# Mike is playing his speaker at an unknown frequency. His friend, Emma, gets on her bike and rides away from Mike at a uniform speed, holding an open-air column horizontally over her head. What was the frequency of the sound coming from Mike's speaker?

##
Mike is playing his speaker at an unknown frequency on a hot #31.0^@C# day. His friend, Emma, gets on her electric bike and rides away from Mike with a uniform speed of #16.0m/s# , holding a #0.450m# open-air column horizontally over her head. The air rushing through the tube produces a third harmonic tone in the tube. Mike hears a beat frequency of #5.00Hz# . What was the frequency of the sound coming out of Mike's speaker?

Mike is playing his speaker at an unknown frequency on a hot

(significant figures excluded)

Order of Solving

Using the formula, the speed of the sound waves coming from Mike's speaker was

Step 2 The air travelling from Mike's speaker through the tube above Emma's head produces a third harmonic tone. Since the information regarding the tube's length and harmonic is given, we can use that knowledge to combine it with the speed of the sound waves to determine the frequency of the sound coming from the tube. This can be found by using the formula for the frequency of standing waves in an air column open at both ends:

Step 3 The Doppler effect causes a change in the frequency heard by Mike as Emma rides away from him. The frequency that he hears is lower than the actual frequency of the sound waves in the tube. To derive the frequency detected by Mike, we can use the Doppler effect formula for sound:

Since the equation has an absolute value sign, there are two possible scenarios.

By signing up, you agree to our Terms of Service and Privacy Policy

The frequency of the sound coming from Mike's speaker would decrease as Emma rides away from him due to the Doppler effect. If ( f ) is the frequency emitted by Mike's speaker, ( f' ) is the frequency heard by Emma, ( v ) is the speed of sound, and ( v_{\text{b}} ) is the speed of Emma's bike, then the Doppler effect equation for sound moving away from the observer is:

[ f' = \frac{v}{v - v_{\text{b}}} \times f ]

Given the open-air column held horizontally, the sound waves would be traveling in the same direction as Emma's motion. Thus, ( v_{\text{b}} ) is negative. The equation becomes:

[ f' = \frac{v}{v + v_{\text{b}}} \times f ]

Emma's speed ( v_{\text{b}} ) would be relevant to compute the frequency observed by Emma. Without the specific values of ( v ) and ( v_{\text{b}} ), the exact frequency cannot be determined.

By signing up, you agree to our Terms of Service and Privacy Policy

When evaluating a one-sided limit, you need to be careful when a quantity is approaching zero since its sign is different depending on which way it is approaching zero from. Let us look at some examples.

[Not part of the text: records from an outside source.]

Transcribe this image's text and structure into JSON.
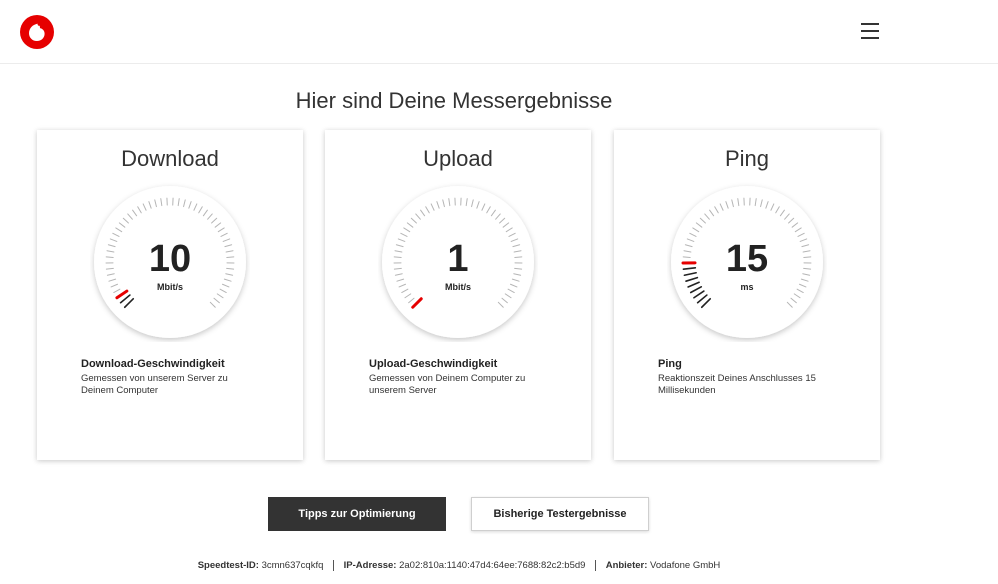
{
  "header": {
    "logo": "vodafone-logo",
    "menu_icon": "hamburger-icon"
  },
  "page_title": "Hier sind Deine Messergebnisse",
  "cards": [
    {
      "title": "Download",
      "value": "10",
      "unit": "Mbit/s",
      "label": "Download-Geschwindigkeit",
      "description": "Gemessen von unserem Server zu Deinem Computer",
      "level": 0.06
    },
    {
      "title": "Upload",
      "value": "1",
      "unit": "Mbit/s",
      "label": "Upload-Geschwindigkeit",
      "description": "Gemessen von Deinem Computer zu unserem Server",
      "level": 0.01
    },
    {
      "title": "Ping",
      "value": "15",
      "unit": "ms",
      "label": "Ping",
      "description": "Reaktionszeit Deines Anschlusses 15 Millisekunden",
      "level": 0.17
    }
  ],
  "buttons": {
    "tips": "Tipps zur Optimierung",
    "history": "Bisherige Testergebnisse"
  },
  "footer": {
    "speedtest_label": "Speedtest-ID:",
    "speedtest_id": "3cmn637cqkfq",
    "ip_label": "IP-Adresse:",
    "ip": "2a02:810a:1140:47d4:64ee:7688:82c2:b5d9",
    "provider_label": "Anbieter:",
    "provider": "Vodafone GmbH"
  },
  "colors": {
    "accent": "#e60000",
    "primary_button": "#333333"
  }
}
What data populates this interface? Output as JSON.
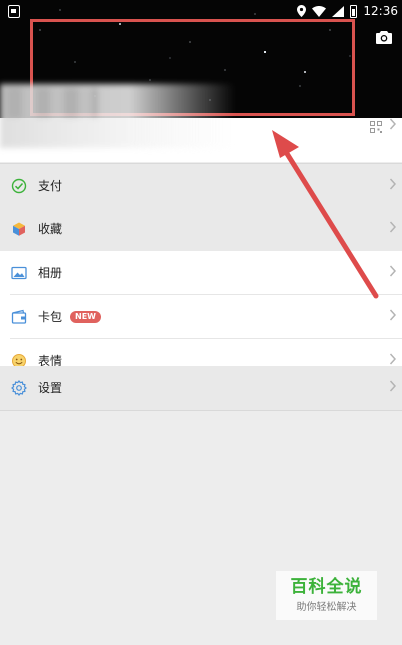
{
  "statusbar": {
    "time": "12:36"
  },
  "menu": {
    "group1": [
      {
        "label": "支付",
        "icon": "wallet-check-icon"
      }
    ],
    "group2": [
      {
        "label": "收藏",
        "icon": "cube-icon"
      }
    ],
    "group3": [
      {
        "label": "相册",
        "icon": "album-icon"
      },
      {
        "label": "卡包",
        "icon": "card-wallet-icon",
        "badge": "NEW"
      },
      {
        "label": "表情",
        "icon": "smiley-icon"
      }
    ],
    "group4": [
      {
        "label": "设置",
        "icon": "gear-icon"
      }
    ]
  },
  "watermark": {
    "title": "百科全说",
    "subtitle": "助你轻松解决"
  },
  "colors": {
    "highlight": "#d9534f",
    "accent_green": "#3cb23a",
    "badge": "#e0625e",
    "icon_blue": "#4a90d9"
  }
}
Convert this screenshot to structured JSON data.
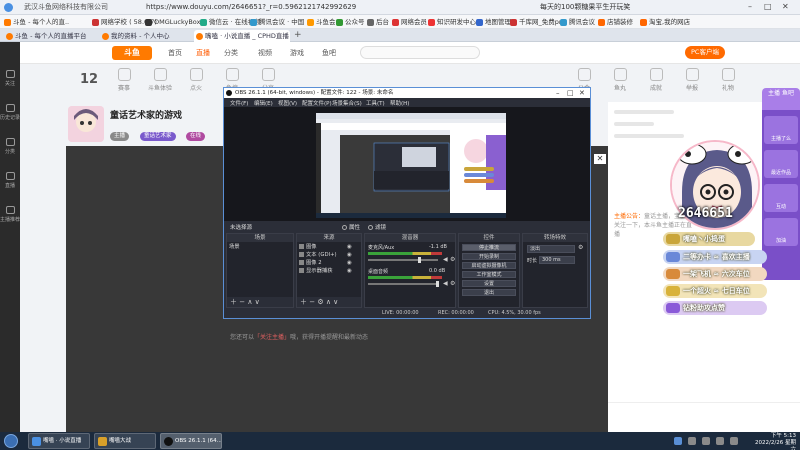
{
  "browser": {
    "url": "https://www.douyu.com/2646651?_r=0.5962121742992629",
    "url_prefix": "武汉斗鱼网络科技有限公司",
    "status_text": "每天的100颗糖果平生开玩笑",
    "search_hint": "搜索"
  },
  "bookmarks": [
    "斗鱼 - 每个人的直..",
    "网络学校 ( 58.0.7)",
    "OMGLuckyBox!",
    "微信云 · 在线视频",
    "腾讯会议 · 中国",
    "斗鱼会",
    "公众号",
    "后台",
    "网络会员",
    "知识研发中心",
    "地图管理",
    "千库网_免费png",
    "腾讯会议",
    "店铺装修",
    "淘宝,我的网店"
  ],
  "tabs": [
    {
      "label": "斗鱼 - 每个人的直播平台"
    },
    {
      "label": "我的资料 - 个人中心"
    },
    {
      "label": "嘴嗑 · 小说直播 _ CPHD直播"
    }
  ],
  "left_rail": [
    "关注",
    "历史记录",
    "分类",
    "直播",
    "主播推荐"
  ],
  "site": {
    "logo": "斗鱼",
    "nav": [
      "首页",
      "直播",
      "分类",
      "视频",
      "游戏",
      "鱼吧"
    ],
    "sub_stats": [
      "赛事",
      "斗鱼体验",
      "点火",
      "鱼塘",
      "分享",
      "公会",
      "鱼丸",
      "成就",
      "举报",
      "礼物"
    ],
    "big_number": "12",
    "pc_button": "PC客户端"
  },
  "streamer": {
    "title": "童话艺术家的游戏",
    "tags": [
      "主播",
      "童话艺术家",
      "在线"
    ]
  },
  "below_player": {
    "prefix": "您还可以",
    "link": "「关注主播」",
    "suffix": "哦，获得开播提醒和最新动态"
  },
  "right_panel": {
    "notice_label": "主播公告：",
    "notice_text": "童话主播，宝宝们关注一下，本斗鱼主播正在直播"
  },
  "obs": {
    "title": "OBS 26.1.1 (64-bit, windows) - 配置文件: 122 - 场景: 未命名",
    "menu": [
      "文件(F)",
      "编辑(E)",
      "视图(V)",
      "配置文件(P)",
      "场景集合(S)",
      "工具(T)",
      "帮助(H)"
    ],
    "source_bar_label": "未选择源",
    "source_bar_buttons": [
      "属性",
      "滤镜"
    ],
    "docks": {
      "scenes": {
        "header": "场景",
        "items": [
          "场景"
        ]
      },
      "sources": {
        "header": "来源",
        "items": [
          "图像",
          "文本 (GDI+)",
          "图像 2",
          "显示器捕获"
        ]
      },
      "mixer": {
        "header": "混音器",
        "channels": [
          {
            "name": "麦克风/Aux",
            "db": "-1.1 dB"
          },
          {
            "name": "桌面音频",
            "db": "0.0 dB"
          }
        ]
      },
      "transitions": {
        "header": "转场特效",
        "type": "淡出",
        "duration_label": "时长",
        "duration": "300 ms"
      },
      "controls": {
        "header": "控件",
        "buttons": [
          "停止推流",
          "开始录制",
          "启动虚拟摄像机",
          "工作室模式",
          "设置",
          "退出"
        ]
      }
    },
    "status": {
      "live": "LIVE: 00:00:00",
      "rec": "REC: 00:00:00",
      "cpu": "CPU: 4.5%, 30.00 fps"
    }
  },
  "overlay": {
    "streamer_id": "2646651",
    "rows": [
      {
        "text": "嘴嗑丶小捣蛋",
        "color": "#c9a53a"
      },
      {
        "text": "二等办卡 ≈ 喜欢主播",
        "color": "#6a88d8"
      },
      {
        "text": "一架飞机 ≈ 六次车位",
        "color": "#d88a3a"
      },
      {
        "text": "一个超火 ≈ 七日车位",
        "color": "#d8b23a"
      },
      {
        "text": "钻粉助攻点赞",
        "color": "#8a5ad8"
      }
    ]
  },
  "right_strip": {
    "header": "主播 鱼吧",
    "items": [
      "主播了么",
      "最近作品",
      "互动",
      "加油"
    ]
  },
  "taskbar": {
    "apps": [
      "嘴嗑 · 小说直播",
      "嘴嗑大战",
      "OBS 26.1.1 (64..."
    ],
    "time": "下午 5:13",
    "date": "2022/2/26 星期六"
  }
}
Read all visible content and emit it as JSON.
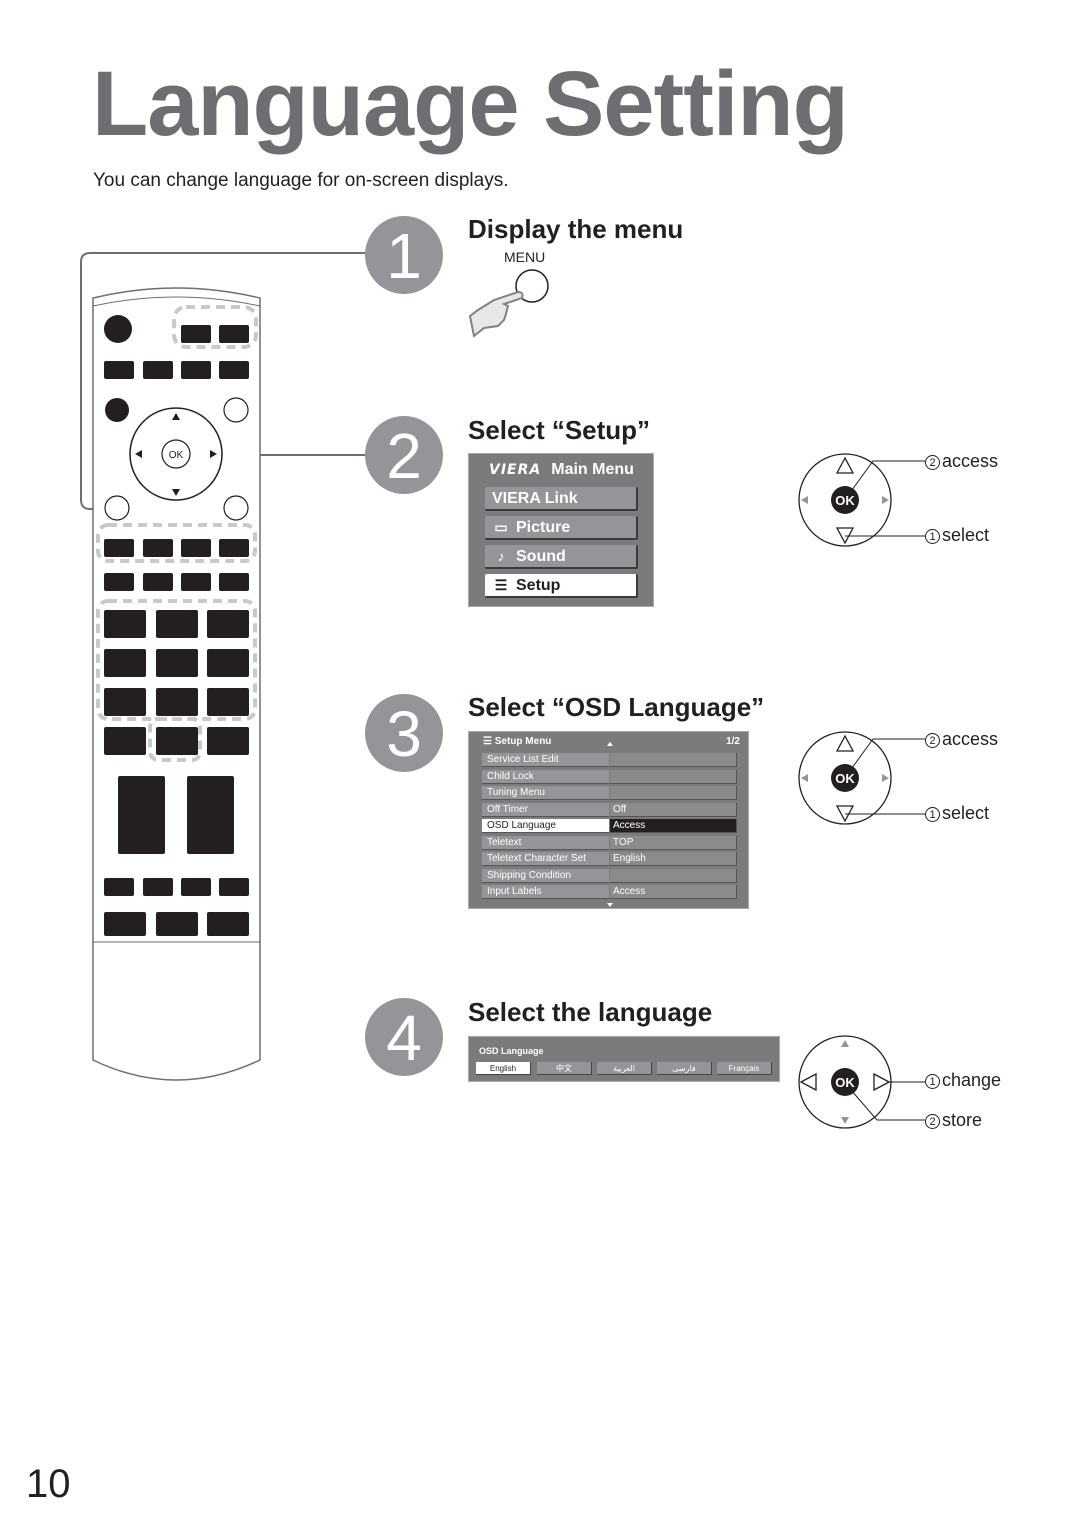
{
  "page": {
    "title": "Language Setting",
    "subtitle": "You can change language for on-screen displays.",
    "page_number": "10"
  },
  "steps": [
    {
      "number": "1",
      "title": "Display the menu",
      "button_label": "MENU"
    },
    {
      "number": "2",
      "title": "Select “Setup”"
    },
    {
      "number": "3",
      "title": "Select “OSD Language”"
    },
    {
      "number": "4",
      "title": "Select the language"
    }
  ],
  "main_menu": {
    "brand": "VIERA",
    "title": "Main Menu",
    "items": [
      {
        "label": "VIERA Link",
        "icon": "",
        "selected": false
      },
      {
        "label": "Picture",
        "icon": "picture-icon",
        "selected": false
      },
      {
        "label": "Sound",
        "icon": "music-note-icon",
        "selected": false
      },
      {
        "label": "Setup",
        "icon": "list-icon",
        "selected": true
      }
    ]
  },
  "setup_menu": {
    "title": "Setup Menu",
    "page": "1/2",
    "rows": [
      {
        "label": "Service List Edit",
        "value": ""
      },
      {
        "label": "Child Lock",
        "value": ""
      },
      {
        "label": "Tuning Menu",
        "value": ""
      },
      {
        "label": "Off Timer",
        "value": "Off"
      },
      {
        "label": "OSD Language",
        "value": "Access",
        "selected": true
      },
      {
        "label": "Teletext",
        "value": "TOP"
      },
      {
        "label": "Teletext Character Set",
        "value": "English"
      },
      {
        "label": "Shipping Condition",
        "value": ""
      },
      {
        "label": "Input Labels",
        "value": "Access"
      }
    ]
  },
  "osd_language": {
    "title": "OSD Language",
    "options": [
      "English",
      "中文",
      "العربية",
      "فارسی",
      "Français"
    ],
    "selected": "English"
  },
  "dpad_instructions": [
    {
      "ok_label": "OK",
      "actions": [
        {
          "num": "2",
          "text": "access"
        },
        {
          "num": "1",
          "text": "select"
        }
      ]
    },
    {
      "ok_label": "OK",
      "actions": [
        {
          "num": "2",
          "text": "access"
        },
        {
          "num": "1",
          "text": "select"
        }
      ]
    },
    {
      "ok_label": "OK",
      "actions": [
        {
          "num": "1",
          "text": "change"
        },
        {
          "num": "2",
          "text": "store"
        }
      ]
    }
  ],
  "remote": {
    "ok_label": "OK"
  },
  "colors": {
    "title_gray": "#6d6e71",
    "step_circle": "#939598",
    "menu_bg": "#7a7b7d",
    "menu_item": "#939598",
    "button_black": "#231f20"
  }
}
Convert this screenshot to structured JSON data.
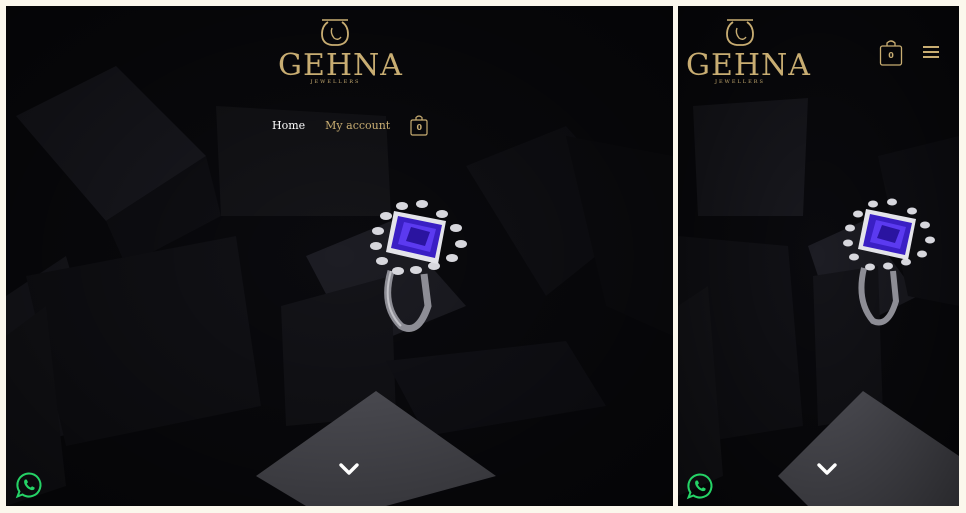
{
  "brand": {
    "name": "GEHNA",
    "sub": "JEWELLERS"
  },
  "nav": {
    "home": "Home",
    "account": "My account"
  },
  "cart": {
    "count": "0",
    "icon": "shopping-bag-icon"
  },
  "icons": {
    "scroll": "chevron-down-icon",
    "whatsapp": "whatsapp-icon",
    "menu": "hamburger-menu-icon"
  },
  "colors": {
    "gold": "#c8ad72",
    "background": "#07070a",
    "whatsapp": "#25d366"
  }
}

When evaluating a one-sided limit, you need to be careful when a quantity is approaching zero since its sign is different depending on which way it is approaching zero from. Let us look at some examples.

When evaluating a one-sided limit, you need to be careful when a quantity is approaching zero since its sign is different depending on which way it is approaching zero from. Let us look at some examples.

- One of the strings of a guitar has a fundamental frequency of 440 Hz and another has a fundamental frequency of 660 Hz. Which of the following set of frequencies could be produced on both of these strings?
- Why are sound waves in air characterized as longitudinal?
- Word Problem regarding The Doppler Effect?
- How are harmonics generated in a transformer?
- How is the doppler effect used in an ultrasonography diagnostic?

- 98% accuracy study help
- Covers math, physics, chemistry, biology, and more
- Step-by-step, in-depth guides
- Readily available 24/7